The great painter Isaac Levitan was very fond of nature, so most of his works are landscapes.
The painting, which bears the name Spring Has Come, was painted in 1896. She was part of a series of his most lyrical works. It captures the transition of nature to the time of spring awakening after a long winter cold.
Isaac Levitan, working on his latest creations, began increasingly to depict the quiet and peaceful landscapes of the countryside. The canvas “Spring has come” was no exception.
In 1896, the artist traveled around his friends and stayed in villages near Moscow for a long time. Perhaps one of them became the prototype of this picture, although the artist did not like to write from life.
The plot of the canvas is quite simple. It depicts a bright and warm day of early spring. Most of the picture is occupied by the earth. It still keeps traces of snow, although in the sun-drenched areas it has completely melted. Spring has not yet covered the soil with a green carpet of grass, but in some places the first small shoots are breaking through. But the trees are in no hurry to transform and come to life after a winter sleep. Their trunks and spreading branches are dry and immobile.

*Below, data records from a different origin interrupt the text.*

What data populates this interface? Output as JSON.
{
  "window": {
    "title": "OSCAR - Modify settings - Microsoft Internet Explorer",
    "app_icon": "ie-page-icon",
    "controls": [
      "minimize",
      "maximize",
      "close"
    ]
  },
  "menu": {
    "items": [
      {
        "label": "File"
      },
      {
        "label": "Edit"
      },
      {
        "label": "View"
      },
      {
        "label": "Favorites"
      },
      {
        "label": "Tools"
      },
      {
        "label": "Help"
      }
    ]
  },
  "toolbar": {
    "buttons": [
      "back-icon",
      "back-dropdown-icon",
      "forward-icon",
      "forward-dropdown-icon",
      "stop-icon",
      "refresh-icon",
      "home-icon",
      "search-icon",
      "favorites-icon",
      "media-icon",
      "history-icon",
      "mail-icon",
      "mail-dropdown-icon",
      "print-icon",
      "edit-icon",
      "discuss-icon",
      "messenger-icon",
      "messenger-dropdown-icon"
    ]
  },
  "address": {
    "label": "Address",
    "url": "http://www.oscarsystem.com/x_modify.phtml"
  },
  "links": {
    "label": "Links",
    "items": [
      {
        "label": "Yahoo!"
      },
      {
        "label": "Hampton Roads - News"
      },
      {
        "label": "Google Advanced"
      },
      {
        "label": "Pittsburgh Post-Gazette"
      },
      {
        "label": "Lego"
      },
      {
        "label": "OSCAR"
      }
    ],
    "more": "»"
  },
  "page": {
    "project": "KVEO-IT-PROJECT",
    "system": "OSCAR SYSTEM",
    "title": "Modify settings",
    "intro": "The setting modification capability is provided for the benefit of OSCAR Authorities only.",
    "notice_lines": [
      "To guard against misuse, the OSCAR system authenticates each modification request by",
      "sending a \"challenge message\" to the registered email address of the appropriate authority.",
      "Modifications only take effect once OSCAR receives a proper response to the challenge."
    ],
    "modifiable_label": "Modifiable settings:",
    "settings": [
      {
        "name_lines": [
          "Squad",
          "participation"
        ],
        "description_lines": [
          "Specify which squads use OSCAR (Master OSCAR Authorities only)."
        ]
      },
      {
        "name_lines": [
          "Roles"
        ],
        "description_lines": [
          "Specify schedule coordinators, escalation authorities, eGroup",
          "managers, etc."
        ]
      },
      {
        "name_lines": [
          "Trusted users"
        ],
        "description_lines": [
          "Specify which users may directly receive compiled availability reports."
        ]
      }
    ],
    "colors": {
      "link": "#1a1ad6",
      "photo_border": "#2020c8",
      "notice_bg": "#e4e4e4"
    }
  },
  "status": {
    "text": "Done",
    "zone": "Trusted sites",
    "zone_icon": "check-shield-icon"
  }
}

Behind the fence, in the background of the picture, one can see the endless expanses of Russian fields and forests. They are covered with turquoise haze and go beyond the horizon line. In the right and left corner of the canvas depicted rural huts, built of wood. Their roofs are covered with straw, to preserve heat.
The sky that stretches over the village is bright, but cold in winter. The sun has not painted it with blue paints yet. Now the sky looks faded and high.
Levitan could masterfully depict, with the help of pencil strokes, the movement of a gusting and fresh wind, sliding between the branches and the huts. The uniqueness and plausibility of this picture lies in the fact that during the work the author used different accessories for drawing, among them were gouache, pouring, whitewash, a pen and a pencil.